Page and application data records:
▬▬▬▬▬▬▬▬▬▬

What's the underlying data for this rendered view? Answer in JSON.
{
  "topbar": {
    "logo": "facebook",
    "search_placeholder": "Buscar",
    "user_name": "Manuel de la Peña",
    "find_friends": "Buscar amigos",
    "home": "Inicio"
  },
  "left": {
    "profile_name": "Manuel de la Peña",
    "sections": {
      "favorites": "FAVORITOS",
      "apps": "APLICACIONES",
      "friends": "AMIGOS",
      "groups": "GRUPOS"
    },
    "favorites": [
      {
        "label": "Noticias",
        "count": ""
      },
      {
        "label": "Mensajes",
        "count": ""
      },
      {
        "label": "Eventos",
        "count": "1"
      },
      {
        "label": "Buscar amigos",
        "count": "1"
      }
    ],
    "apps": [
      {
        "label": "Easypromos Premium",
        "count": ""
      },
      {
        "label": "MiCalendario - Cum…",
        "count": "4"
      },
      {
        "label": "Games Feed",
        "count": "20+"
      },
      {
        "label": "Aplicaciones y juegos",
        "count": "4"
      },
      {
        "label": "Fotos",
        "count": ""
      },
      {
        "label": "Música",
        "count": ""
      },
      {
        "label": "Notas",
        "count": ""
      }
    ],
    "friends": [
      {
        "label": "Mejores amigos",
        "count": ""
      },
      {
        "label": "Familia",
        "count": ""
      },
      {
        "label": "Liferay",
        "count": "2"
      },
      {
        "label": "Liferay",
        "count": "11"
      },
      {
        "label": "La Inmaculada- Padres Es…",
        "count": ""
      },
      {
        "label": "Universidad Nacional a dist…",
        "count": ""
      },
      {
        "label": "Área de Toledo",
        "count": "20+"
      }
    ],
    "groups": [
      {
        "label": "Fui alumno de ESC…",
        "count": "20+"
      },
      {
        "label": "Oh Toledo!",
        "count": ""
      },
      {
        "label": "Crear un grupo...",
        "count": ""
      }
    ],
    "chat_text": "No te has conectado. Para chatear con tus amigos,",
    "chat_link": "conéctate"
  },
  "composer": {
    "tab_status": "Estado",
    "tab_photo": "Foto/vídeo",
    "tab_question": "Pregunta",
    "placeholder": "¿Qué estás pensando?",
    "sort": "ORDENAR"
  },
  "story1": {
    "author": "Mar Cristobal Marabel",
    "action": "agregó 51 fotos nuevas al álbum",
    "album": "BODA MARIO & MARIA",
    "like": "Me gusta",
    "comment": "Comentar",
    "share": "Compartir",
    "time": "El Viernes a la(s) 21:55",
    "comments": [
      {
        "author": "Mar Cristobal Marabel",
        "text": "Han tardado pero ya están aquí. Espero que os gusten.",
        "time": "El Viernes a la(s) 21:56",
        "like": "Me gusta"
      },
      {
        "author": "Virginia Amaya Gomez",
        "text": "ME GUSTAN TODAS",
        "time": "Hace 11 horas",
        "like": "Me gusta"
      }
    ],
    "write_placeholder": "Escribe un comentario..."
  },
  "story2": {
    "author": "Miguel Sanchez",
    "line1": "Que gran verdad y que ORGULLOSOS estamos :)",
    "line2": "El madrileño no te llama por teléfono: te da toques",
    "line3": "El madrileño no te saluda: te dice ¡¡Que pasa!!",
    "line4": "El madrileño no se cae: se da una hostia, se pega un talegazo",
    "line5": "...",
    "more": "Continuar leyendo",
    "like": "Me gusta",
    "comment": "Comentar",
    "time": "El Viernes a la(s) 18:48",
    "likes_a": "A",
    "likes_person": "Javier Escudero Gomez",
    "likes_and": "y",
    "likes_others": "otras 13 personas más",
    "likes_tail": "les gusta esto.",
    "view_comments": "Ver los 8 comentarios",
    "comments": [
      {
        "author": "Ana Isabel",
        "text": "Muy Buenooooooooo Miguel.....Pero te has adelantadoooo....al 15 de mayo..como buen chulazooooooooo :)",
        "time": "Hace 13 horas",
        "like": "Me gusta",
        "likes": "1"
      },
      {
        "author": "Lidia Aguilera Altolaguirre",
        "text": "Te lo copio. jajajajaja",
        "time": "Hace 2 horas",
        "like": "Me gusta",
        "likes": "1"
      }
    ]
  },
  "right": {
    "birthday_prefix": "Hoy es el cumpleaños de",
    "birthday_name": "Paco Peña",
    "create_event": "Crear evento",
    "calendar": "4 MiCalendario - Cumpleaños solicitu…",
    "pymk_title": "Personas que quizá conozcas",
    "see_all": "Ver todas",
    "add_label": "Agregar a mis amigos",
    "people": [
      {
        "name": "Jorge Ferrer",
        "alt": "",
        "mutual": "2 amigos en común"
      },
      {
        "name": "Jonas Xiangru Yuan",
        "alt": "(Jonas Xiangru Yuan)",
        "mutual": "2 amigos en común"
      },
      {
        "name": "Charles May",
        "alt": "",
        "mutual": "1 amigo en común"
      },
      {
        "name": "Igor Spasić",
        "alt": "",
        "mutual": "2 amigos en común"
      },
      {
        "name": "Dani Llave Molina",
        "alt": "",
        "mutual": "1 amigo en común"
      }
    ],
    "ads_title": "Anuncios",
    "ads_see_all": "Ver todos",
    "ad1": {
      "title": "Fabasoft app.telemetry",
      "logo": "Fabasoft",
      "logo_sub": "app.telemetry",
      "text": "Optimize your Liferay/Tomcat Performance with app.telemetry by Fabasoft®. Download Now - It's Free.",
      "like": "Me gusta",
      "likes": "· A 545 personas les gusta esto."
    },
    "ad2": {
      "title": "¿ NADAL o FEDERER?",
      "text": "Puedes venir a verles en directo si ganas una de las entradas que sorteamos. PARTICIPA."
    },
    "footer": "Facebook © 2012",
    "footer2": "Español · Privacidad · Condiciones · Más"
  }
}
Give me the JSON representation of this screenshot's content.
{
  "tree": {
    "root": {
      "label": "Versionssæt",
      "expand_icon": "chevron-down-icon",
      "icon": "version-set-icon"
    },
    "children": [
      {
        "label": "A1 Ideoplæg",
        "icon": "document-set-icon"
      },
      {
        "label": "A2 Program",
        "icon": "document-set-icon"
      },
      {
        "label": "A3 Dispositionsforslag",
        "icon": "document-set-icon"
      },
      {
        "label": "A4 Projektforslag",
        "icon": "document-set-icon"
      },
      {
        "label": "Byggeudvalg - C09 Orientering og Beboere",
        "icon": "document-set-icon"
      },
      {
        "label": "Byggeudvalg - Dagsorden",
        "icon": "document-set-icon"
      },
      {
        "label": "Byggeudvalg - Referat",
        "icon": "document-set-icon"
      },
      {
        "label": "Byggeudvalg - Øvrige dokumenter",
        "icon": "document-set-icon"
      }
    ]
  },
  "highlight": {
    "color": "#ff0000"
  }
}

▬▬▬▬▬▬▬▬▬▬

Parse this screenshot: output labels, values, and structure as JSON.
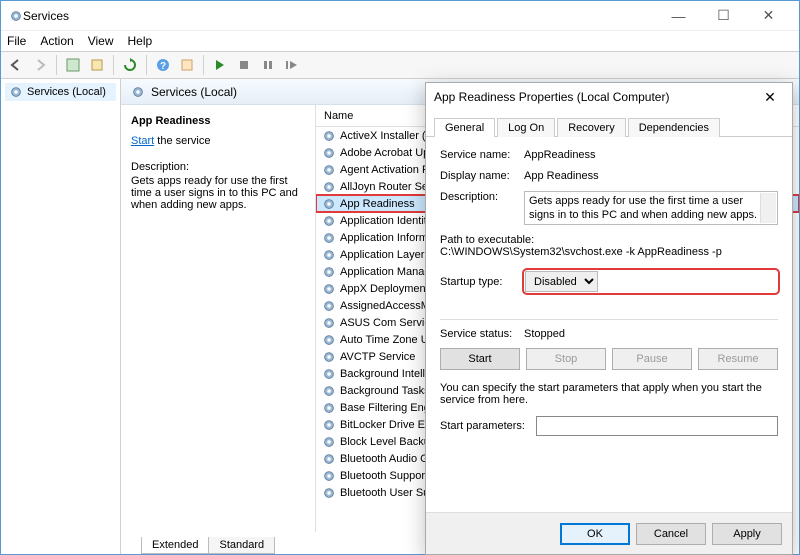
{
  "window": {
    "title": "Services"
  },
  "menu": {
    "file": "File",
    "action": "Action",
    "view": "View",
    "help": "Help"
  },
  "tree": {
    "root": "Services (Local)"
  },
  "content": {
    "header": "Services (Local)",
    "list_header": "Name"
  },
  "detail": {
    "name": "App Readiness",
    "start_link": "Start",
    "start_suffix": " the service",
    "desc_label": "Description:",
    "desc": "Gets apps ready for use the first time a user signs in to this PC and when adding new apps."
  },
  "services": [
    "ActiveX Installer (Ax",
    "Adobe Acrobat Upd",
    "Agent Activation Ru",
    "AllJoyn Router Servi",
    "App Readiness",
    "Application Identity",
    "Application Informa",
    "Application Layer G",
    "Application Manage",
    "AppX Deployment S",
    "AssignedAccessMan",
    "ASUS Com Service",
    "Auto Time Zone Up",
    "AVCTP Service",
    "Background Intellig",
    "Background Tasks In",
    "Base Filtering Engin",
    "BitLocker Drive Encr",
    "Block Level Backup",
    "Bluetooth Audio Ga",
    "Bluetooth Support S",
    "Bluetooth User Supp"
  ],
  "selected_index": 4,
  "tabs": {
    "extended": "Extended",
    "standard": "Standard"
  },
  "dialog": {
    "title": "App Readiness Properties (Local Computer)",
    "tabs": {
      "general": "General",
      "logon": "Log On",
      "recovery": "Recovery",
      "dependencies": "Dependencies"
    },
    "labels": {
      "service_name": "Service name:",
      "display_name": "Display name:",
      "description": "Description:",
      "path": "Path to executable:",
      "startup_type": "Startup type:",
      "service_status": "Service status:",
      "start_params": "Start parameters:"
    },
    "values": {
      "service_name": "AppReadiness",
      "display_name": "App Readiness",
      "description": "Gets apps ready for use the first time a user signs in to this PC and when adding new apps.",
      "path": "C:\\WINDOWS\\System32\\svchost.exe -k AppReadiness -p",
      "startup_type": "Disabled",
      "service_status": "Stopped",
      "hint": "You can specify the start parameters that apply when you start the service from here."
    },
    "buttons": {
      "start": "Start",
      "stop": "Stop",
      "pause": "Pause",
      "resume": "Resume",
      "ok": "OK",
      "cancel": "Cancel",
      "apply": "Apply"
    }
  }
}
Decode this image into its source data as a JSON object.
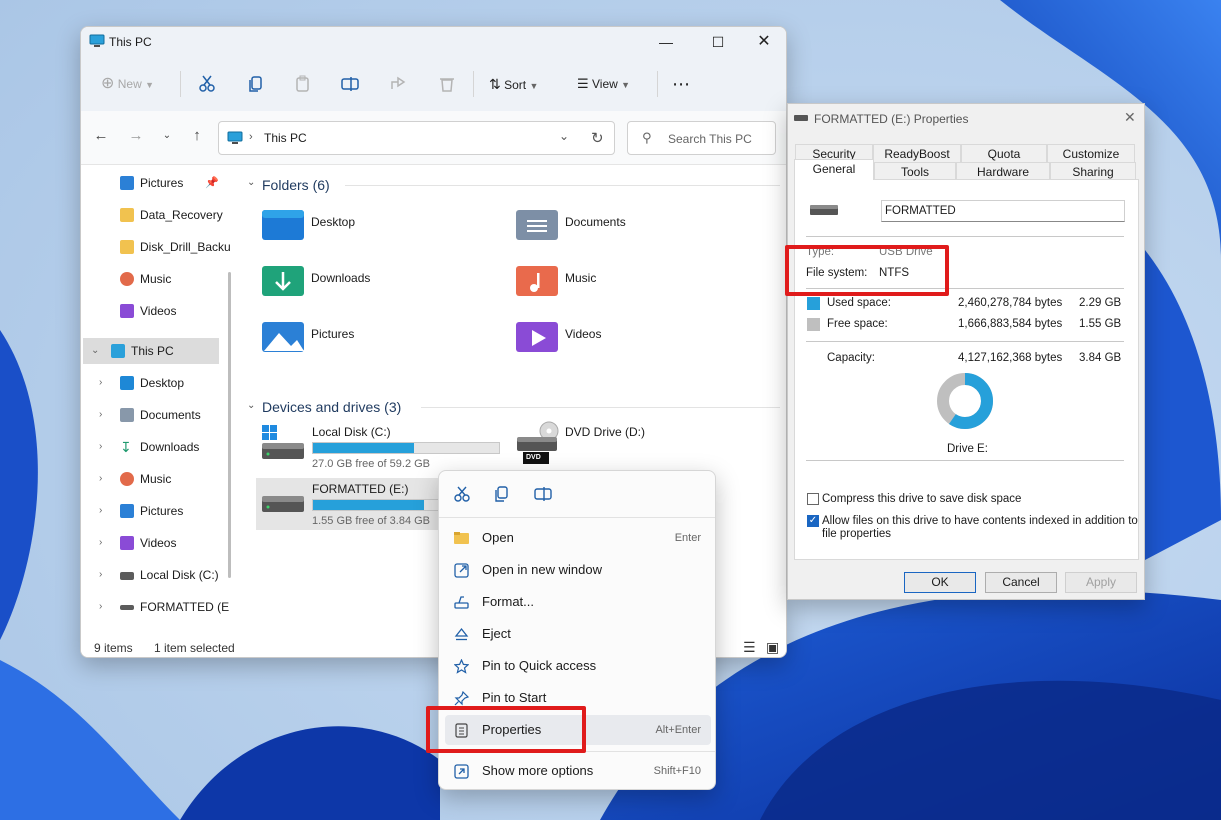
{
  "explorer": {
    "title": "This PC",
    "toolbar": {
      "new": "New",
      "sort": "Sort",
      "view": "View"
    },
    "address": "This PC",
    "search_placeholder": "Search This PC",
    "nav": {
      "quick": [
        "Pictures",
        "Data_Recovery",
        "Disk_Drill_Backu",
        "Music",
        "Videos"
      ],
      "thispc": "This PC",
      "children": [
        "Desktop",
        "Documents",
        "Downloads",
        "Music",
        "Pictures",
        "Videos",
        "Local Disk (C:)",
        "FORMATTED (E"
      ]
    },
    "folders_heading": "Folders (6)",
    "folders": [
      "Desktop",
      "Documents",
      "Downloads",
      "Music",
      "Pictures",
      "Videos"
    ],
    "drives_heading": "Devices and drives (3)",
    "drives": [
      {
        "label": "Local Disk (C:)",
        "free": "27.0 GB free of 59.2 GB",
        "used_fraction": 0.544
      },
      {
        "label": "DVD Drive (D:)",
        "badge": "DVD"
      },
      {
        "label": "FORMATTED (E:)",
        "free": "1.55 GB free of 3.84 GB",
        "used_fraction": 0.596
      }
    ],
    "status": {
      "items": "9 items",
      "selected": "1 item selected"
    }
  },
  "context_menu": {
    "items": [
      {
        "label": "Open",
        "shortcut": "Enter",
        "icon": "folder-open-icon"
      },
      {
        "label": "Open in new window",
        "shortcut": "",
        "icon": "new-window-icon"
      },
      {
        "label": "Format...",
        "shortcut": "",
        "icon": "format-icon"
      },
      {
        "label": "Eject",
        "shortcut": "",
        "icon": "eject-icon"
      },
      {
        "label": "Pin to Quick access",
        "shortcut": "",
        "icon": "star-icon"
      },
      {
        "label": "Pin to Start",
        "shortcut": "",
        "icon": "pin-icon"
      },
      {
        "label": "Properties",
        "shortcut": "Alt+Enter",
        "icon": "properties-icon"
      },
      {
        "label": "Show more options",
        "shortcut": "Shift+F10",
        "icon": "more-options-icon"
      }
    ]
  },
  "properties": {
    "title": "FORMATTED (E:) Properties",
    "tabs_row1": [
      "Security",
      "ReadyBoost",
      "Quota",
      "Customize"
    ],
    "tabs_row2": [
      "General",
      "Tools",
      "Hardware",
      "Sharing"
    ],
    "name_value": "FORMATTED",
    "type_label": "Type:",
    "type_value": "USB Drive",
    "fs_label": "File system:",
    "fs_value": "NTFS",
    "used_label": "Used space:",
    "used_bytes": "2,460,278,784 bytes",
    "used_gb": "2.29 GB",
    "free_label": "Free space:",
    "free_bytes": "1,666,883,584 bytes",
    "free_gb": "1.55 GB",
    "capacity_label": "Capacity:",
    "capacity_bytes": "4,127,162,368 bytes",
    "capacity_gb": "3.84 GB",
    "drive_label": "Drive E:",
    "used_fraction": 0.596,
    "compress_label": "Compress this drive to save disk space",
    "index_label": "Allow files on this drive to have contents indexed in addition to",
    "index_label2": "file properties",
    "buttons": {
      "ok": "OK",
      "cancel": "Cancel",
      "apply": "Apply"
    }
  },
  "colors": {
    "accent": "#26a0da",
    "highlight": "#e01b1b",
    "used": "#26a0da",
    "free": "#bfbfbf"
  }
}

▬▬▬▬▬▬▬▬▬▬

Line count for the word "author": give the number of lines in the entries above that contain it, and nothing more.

6